When a star explodes as a supernova, the material blasted outward from the explosion still glows hundreds or thousands of years later, forming a picturesque supernova remnant. What powers such long-lived brilliance? In the case of Tycho's supernova remnant, astronomers have discovered that a reverse shock wave racing inward at Mach 1000 (1,000 times the speed of sound) is heating the remnant and causing it to emit X-ray light.
By working with a model spacesuit, a group of Kansas State University engineering professors and students are exploring how wearable medical sensors can be used in future space missions to keep astronauts healthy.
No matter how painstakingly we choose the materials to build satellites, once a mission is over they are just so much junk. But what if one day they could be recycled in space for future missions - perhaps as construction material, fuel or even food?
Much like the Grand Canyon, Nanedi Valles snakes across the Martian surface suggesting that liquid water once crossed the landscape, according to a team of researchers who believe that molecular hydrogen made it warm enough for water to flow.
On April 27, a blast of light from a dying star in a distant galaxy became the focus of astronomers around the world. The explosion, known as a gamma-ray burst and designated GRB 130427A, tops the charts as one of the brightest ever seen. A trio of NASA satellites, working in concert with ground-based robotic telescopes, captured never-before-seen details that challenge current theoretical understandings of how gamma-ray bursts work.
For the first time scientists have uncovered concrete evidence for highly energetic neutrinos stemming from outside our solar system. The IceCube experiment, a huge neutrino detector in Antarctica, has observed 28 neutrinos that most likely stem from cosmic objects such as supernovae, black holes, pulsars or other extreme cosmic phenomena.
Astronomers using the combined power of the Atacama Large Millimeter/submillimeter Array (ALMA) telescope and NASA's Hubble Space Telescope have discovered a far-flung trio of primitive galaxies nestled inside an enormous blob of primordial gas nearly 13 billion light-years from Earth.
Astronomers have long sought strong evidence that Sagittarius A*, the supermassive black hole at the center of the Milky Way, is producing a jet of high-energy particles.
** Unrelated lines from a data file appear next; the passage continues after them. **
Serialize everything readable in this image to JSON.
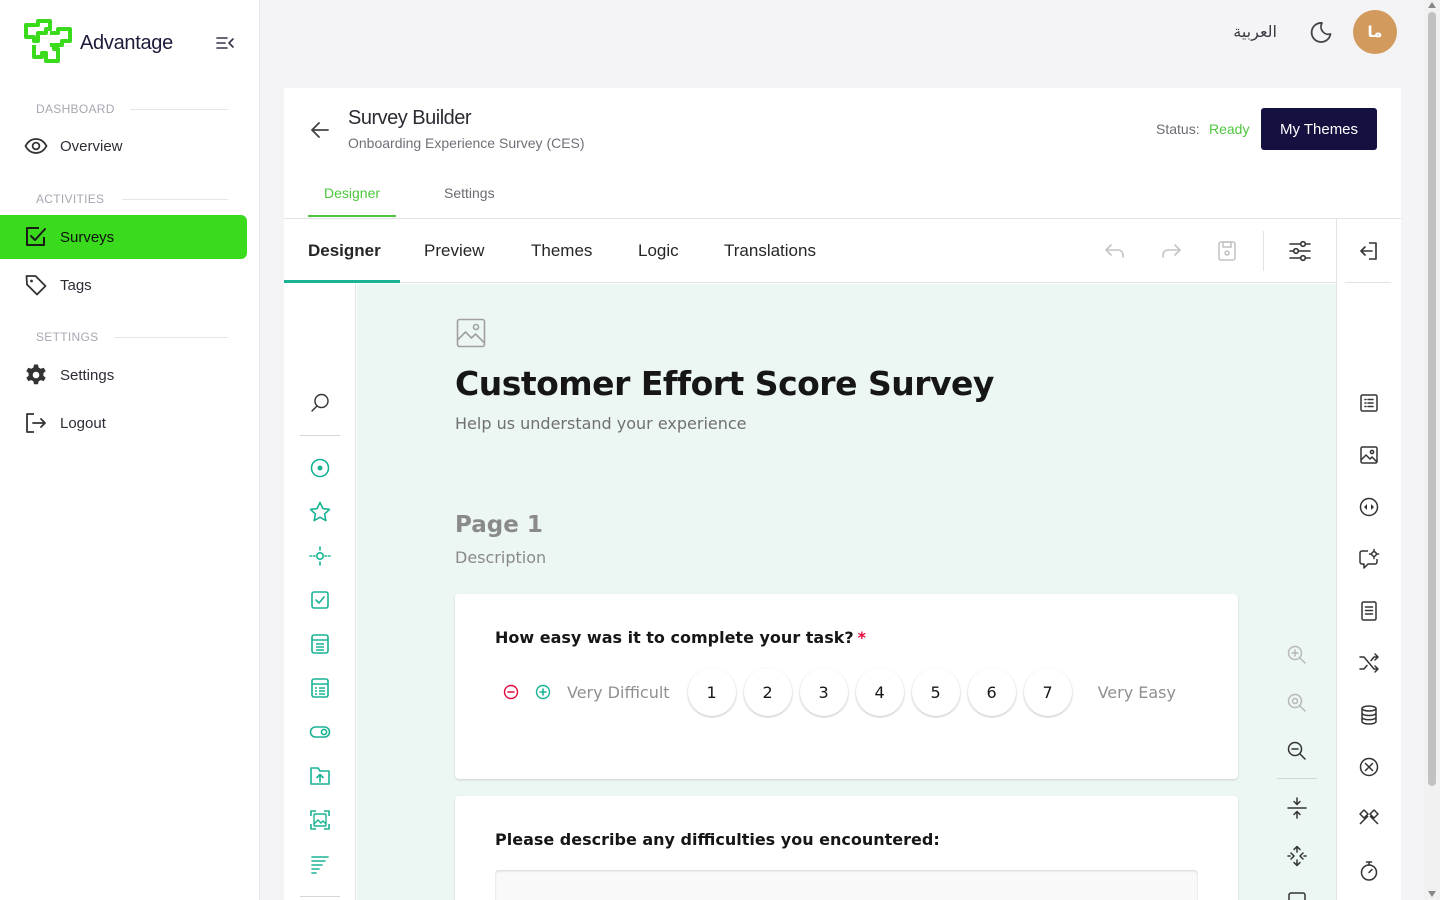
{
  "app": {
    "name": "Advantage"
  },
  "topbar": {
    "language": "العربية",
    "avatar_initials": "ما"
  },
  "sidebar": {
    "sections": [
      {
        "label": "DASHBOARD",
        "items": [
          {
            "label": "Overview",
            "icon": "eye-icon"
          }
        ]
      },
      {
        "label": "ACTIVITIES",
        "items": [
          {
            "label": "Surveys",
            "icon": "checkbox-icon",
            "active": true
          },
          {
            "label": "Tags",
            "icon": "tag-icon"
          }
        ]
      },
      {
        "label": "SETTINGS",
        "items": [
          {
            "label": "Settings",
            "icon": "gear-icon"
          },
          {
            "label": "Logout",
            "icon": "logout-icon"
          }
        ]
      }
    ]
  },
  "header": {
    "title": "Survey Builder",
    "subtitle": "Onboarding Experience Survey (CES)",
    "status_label": "Status:",
    "status_value": "Ready",
    "my_themes_label": "My Themes",
    "tabs": [
      {
        "label": "Designer",
        "active": true
      },
      {
        "label": "Settings"
      }
    ]
  },
  "creator": {
    "tabs": [
      {
        "label": "Designer",
        "active": true
      },
      {
        "label": "Preview"
      },
      {
        "label": "Themes"
      },
      {
        "label": "Logic"
      },
      {
        "label": "Translations"
      }
    ]
  },
  "survey": {
    "title": "Customer Effort Score Survey",
    "description": "Help us understand your experience",
    "page": {
      "title": "Page 1",
      "description": "Description"
    },
    "questions": [
      {
        "title": "How easy was it to complete your task?",
        "required_mark": "*",
        "type": "rating",
        "min_label": "Very Difficult",
        "max_label": "Very Easy",
        "rate_values": [
          "1",
          "2",
          "3",
          "4",
          "5",
          "6",
          "7"
        ]
      },
      {
        "title": "Please describe any difficulties you encountered:",
        "type": "comment"
      }
    ]
  },
  "colors": {
    "brand_green": "#3adb1d",
    "accent_teal": "#19b394",
    "status_ready": "#4dc73c",
    "button_dark": "#141040",
    "required": "#e50a3e",
    "surface": "#ecf6f3"
  }
}
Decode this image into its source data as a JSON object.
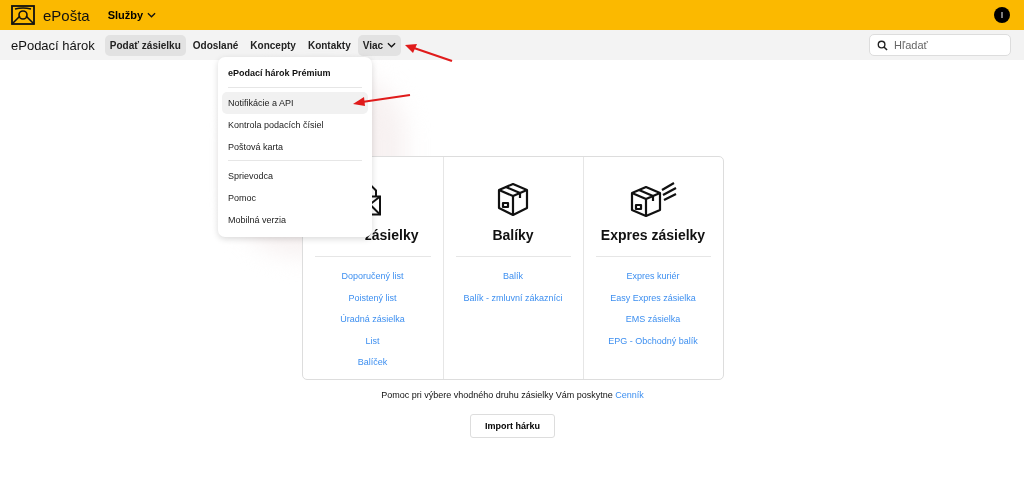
{
  "top_bar": {
    "logo_text": "ePošta",
    "services_menu": "Služby",
    "avatar": "I"
  },
  "nav": {
    "title": "ePodací hárok",
    "tabs": [
      {
        "label": "Podať zásielku",
        "selected": true
      },
      {
        "label": "Odoslané",
        "selected": false
      },
      {
        "label": "Koncepty",
        "selected": false
      },
      {
        "label": "Kontakty",
        "selected": false
      }
    ],
    "more": {
      "label": "Viac",
      "expanded": true
    },
    "search": {
      "placeholder": "Hľadať"
    }
  },
  "more_menu": {
    "header": "ePodací hárok Prémium",
    "groups": [
      [
        {
          "label": "Notifikácie a API",
          "selected": true
        },
        {
          "label": "Kontrola podacích čísiel",
          "selected": false
        },
        {
          "label": "Poštová karta",
          "selected": false
        }
      ],
      [
        {
          "label": "Sprievodca",
          "selected": false
        },
        {
          "label": "Pomoc",
          "selected": false
        },
        {
          "label": "Mobilná verzia",
          "selected": false
        }
      ]
    ]
  },
  "categories": [
    {
      "kind": "letter",
      "title": "zásielky",
      "links": [
        "Doporučený list",
        "Poistený list",
        "Úradná zásielka",
        "List",
        "Balíček"
      ]
    },
    {
      "kind": "parcel",
      "title": "Balíky",
      "links": [
        "Balík",
        "Balík - zmluvní zákazníci"
      ]
    },
    {
      "kind": "express",
      "title": "Expres zásielky",
      "links": [
        "Expres kuriér",
        "Easy Expres zásielka",
        "EMS zásielka",
        "EPG - Obchodný balík"
      ]
    }
  ],
  "help": {
    "text": "Pomoc pri výbere vhodného druhu zásielky Vám poskytne",
    "link": "Cenník"
  },
  "import_button": "Import hárku"
}
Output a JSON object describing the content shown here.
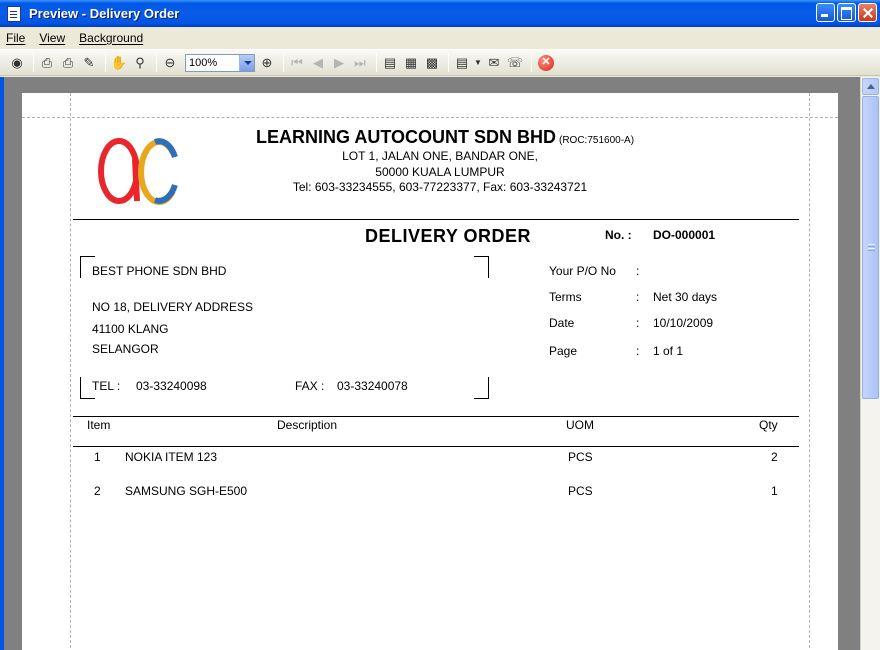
{
  "window": {
    "title": "Preview - Delivery Order"
  },
  "menu": [
    "File",
    "View",
    "Background"
  ],
  "toolbar": {
    "zoom": "100%"
  },
  "company": {
    "name": "LEARNING AUTOCOUNT SDN BHD",
    "roc": "(ROC:751600-A)",
    "address1": "LOT 1, JALAN ONE,  BANDAR ONE,",
    "address2": "50000  KUALA LUMPUR",
    "contact": "Tel:  603-33234555,  603-77223377,  Fax: 603-33243721",
    "logo_text": "ac"
  },
  "document": {
    "title": "DELIVERY  ORDER",
    "no_label": "No.  :",
    "no_value": "DO-000001"
  },
  "customer": {
    "name": "BEST PHONE SDN BHD",
    "address1": "NO 18, DELIVERY ADDRESS",
    "address2": "41100 KLANG",
    "address3": "SELANGOR",
    "tel_label": "TEL :",
    "tel_value": "03-33240098",
    "fax_label": "FAX  :",
    "fax_value": "03-33240078"
  },
  "info": [
    {
      "label": "Your P/O No",
      "colon": ":",
      "value": ""
    },
    {
      "label": "Terms",
      "colon": ":",
      "value": "Net 30 days"
    },
    {
      "label": "Date",
      "colon": ":",
      "value": "10/10/2009"
    },
    {
      "label": "Page",
      "colon": ":",
      "value": "1 of 1"
    }
  ],
  "table": {
    "headers": {
      "item": "Item",
      "description": "Description",
      "uom": "UOM",
      "qty": "Qty"
    },
    "rows": [
      {
        "item": "1",
        "description": "NOKIA ITEM 123",
        "uom": "PCS",
        "qty": "2"
      },
      {
        "item": "2",
        "description": "SAMSUNG SGH-E500",
        "uom": "PCS",
        "qty": "1"
      }
    ]
  },
  "colors": {
    "logo_red": "#e8262b",
    "logo_blue": "#2f6fb7",
    "logo_gold": "#e6a91e"
  }
}
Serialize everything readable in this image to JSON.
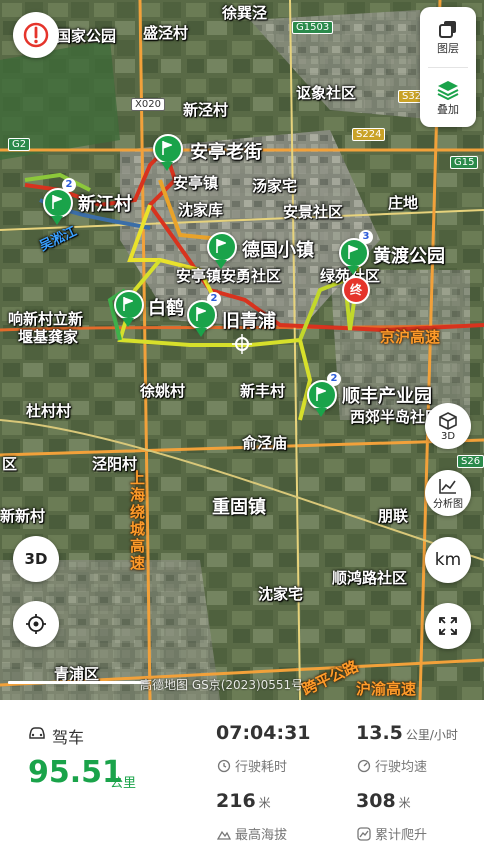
{
  "map": {
    "places": {
      "xujingtu": "徐巽泾",
      "shengjingcun": "盛泾村",
      "xinjingcun": "新泾村",
      "shengjiashezhu": "讴象社区",
      "anting_laojie": "安亭老街",
      "anting_zhen": "安亭镇",
      "tangjiazhai": "汤家宅",
      "anjing_shequ": "安景社区",
      "zhuangjia": "庄地",
      "xinjiangcun": "新江村",
      "shenjiaku": "沈家库",
      "deguo_xiaozhen": "德国小镇",
      "huangdu_gongyuan": "黄渡公园",
      "anyong_shequ": "安亭镇安勇社区",
      "lvyuan_shequ": "绿苑社区",
      "wusongjiang": "吴淞江",
      "xiang_xincun": "响新村立新",
      "yanjiyanjia": "堰基龚家",
      "baihe": "白鹤",
      "jiuqingpu": "旧青浦",
      "jinghu_gaosu": "京沪高速",
      "xuyaocun": "徐姚村",
      "xinfengcun": "新丰村",
      "shunfeng_yuan": "顺丰产业园",
      "xijiao_shequ": "西郊半岛社区",
      "dulincun": "杜村村",
      "yujingmiao": "俞泾庙",
      "jingyangcun": "泾阳村",
      "shanghai_raocheng": "上海绕城高速",
      "chonggu_zhen": "重固镇",
      "pengliancun": "朋联",
      "xinfangcun": "新新村",
      "shunhong_shequ": "顺鸿路社区",
      "shenjiazhai": "沈家宅",
      "qingpu_qu": "青浦区",
      "huyu_gaosu": "沪渝高速",
      "yangping_gonglu": "跨平公路",
      "gongyuan_top": "国家公园",
      "xiangqu": "区"
    },
    "shields": [
      "G1503",
      "X020",
      "S224",
      "S32",
      "G15",
      "G2",
      "S26"
    ],
    "watermark": "高德地图 GS京(2023)0551号",
    "end_marker": "终",
    "pin_badges": [
      "2",
      "2",
      "3",
      "2"
    ],
    "accent_green": "#1aa34a"
  },
  "controls": {
    "layers_label": "图层",
    "overlay_label": "叠加",
    "btn_3d_label": "3D",
    "btn_analysis_label": "分析图",
    "btn_unit_label": "km",
    "btn_3d_left_label": "3D"
  },
  "stats": {
    "mode_label": "驾车",
    "distance_value": "95.51",
    "distance_unit": "公里",
    "duration_value": "07:04:31",
    "duration_label": "行驶耗时",
    "avg_speed_value": "13.5",
    "avg_speed_unit": "公里/小时",
    "avg_speed_label": "行驶均速",
    "max_alt_value": "216",
    "max_alt_unit": "米",
    "max_alt_label": "最高海拔",
    "climb_value": "308",
    "climb_unit": "米",
    "climb_label": "累计爬升"
  }
}
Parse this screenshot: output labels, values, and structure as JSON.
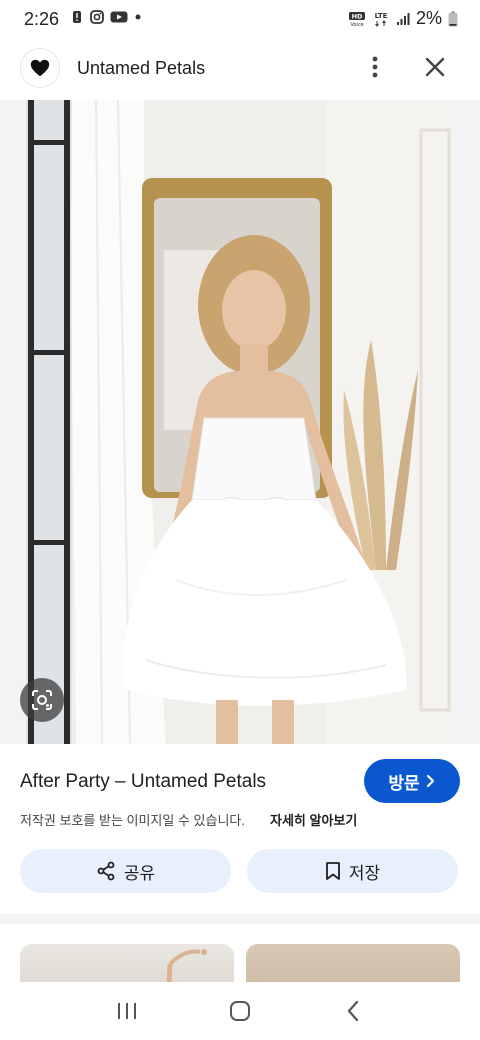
{
  "status_bar": {
    "time": "2:26",
    "battery": "2%",
    "icons": [
      "alert-icon",
      "instagram-icon",
      "youtube-icon",
      "dot-icon",
      "hd-voice-icon",
      "lte-icon",
      "signal-icon",
      "battery-icon"
    ]
  },
  "header": {
    "site_name": "Untamed Petals",
    "avatar_icon": "heart-icon",
    "menu_icon": "more-vert-icon",
    "close_icon": "close-icon"
  },
  "image": {
    "lens_icon": "lens-icon"
  },
  "info": {
    "title": "After Party – Untamed Petals",
    "visit_label": "방문",
    "copyright": "저작권 보호를 받는 이미지일 수 있습니다.",
    "learn_more": "자세히 알아보기",
    "share_label": "공유",
    "save_label": "저장"
  },
  "colors": {
    "accent": "#0b57d0",
    "pill_bg": "#e8f0fe"
  }
}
Finally they have found it, in new results from NASA's Chandra X-ray Observatory and the National Science Foundation's Very Large Array radio telescope.
The Johns Hopkins University Applied Physics Laboratory (APL) introduced a new generation of small satellites today with the launch of two experimental 'cubesats' designed for a range of national security and space science operations.